• [WHAT YOU ARE ASKED TO DO]
Where in the listing does the string "Walmart" appear? Copy every line that holds it.

• [DATA FOR REVIEW]
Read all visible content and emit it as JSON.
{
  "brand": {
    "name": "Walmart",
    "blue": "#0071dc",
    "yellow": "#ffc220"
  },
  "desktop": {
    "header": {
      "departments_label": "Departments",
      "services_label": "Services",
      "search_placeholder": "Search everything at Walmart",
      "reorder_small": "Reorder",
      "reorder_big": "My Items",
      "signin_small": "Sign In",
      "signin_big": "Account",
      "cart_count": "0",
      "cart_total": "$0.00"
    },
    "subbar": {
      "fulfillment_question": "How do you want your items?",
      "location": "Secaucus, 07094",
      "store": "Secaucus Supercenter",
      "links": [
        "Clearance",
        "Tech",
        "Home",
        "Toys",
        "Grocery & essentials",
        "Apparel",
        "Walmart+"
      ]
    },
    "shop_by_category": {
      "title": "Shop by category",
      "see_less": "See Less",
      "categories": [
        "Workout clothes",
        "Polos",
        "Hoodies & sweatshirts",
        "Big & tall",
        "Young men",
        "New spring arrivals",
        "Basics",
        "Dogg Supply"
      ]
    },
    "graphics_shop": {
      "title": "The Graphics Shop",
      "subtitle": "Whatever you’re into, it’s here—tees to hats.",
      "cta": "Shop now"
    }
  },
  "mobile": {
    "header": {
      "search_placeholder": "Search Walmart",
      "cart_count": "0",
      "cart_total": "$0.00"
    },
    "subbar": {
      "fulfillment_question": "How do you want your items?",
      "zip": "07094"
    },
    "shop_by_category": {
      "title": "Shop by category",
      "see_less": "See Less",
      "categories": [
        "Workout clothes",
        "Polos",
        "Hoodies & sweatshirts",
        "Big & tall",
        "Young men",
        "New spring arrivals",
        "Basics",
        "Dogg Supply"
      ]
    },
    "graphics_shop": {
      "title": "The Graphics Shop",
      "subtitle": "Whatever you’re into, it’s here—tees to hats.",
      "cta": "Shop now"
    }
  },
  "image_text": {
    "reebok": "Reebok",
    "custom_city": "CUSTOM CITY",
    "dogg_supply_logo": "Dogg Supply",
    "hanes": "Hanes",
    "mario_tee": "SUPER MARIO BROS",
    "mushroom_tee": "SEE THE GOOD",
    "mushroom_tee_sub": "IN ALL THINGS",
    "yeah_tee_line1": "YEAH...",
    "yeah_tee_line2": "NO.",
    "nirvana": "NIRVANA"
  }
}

• [FINISHED TASK]
    "name": "Walmart",
      "search_placeholder": "Search everything at Walmart",
        "Walmart+"
      "search_placeholder": "Search Walmart",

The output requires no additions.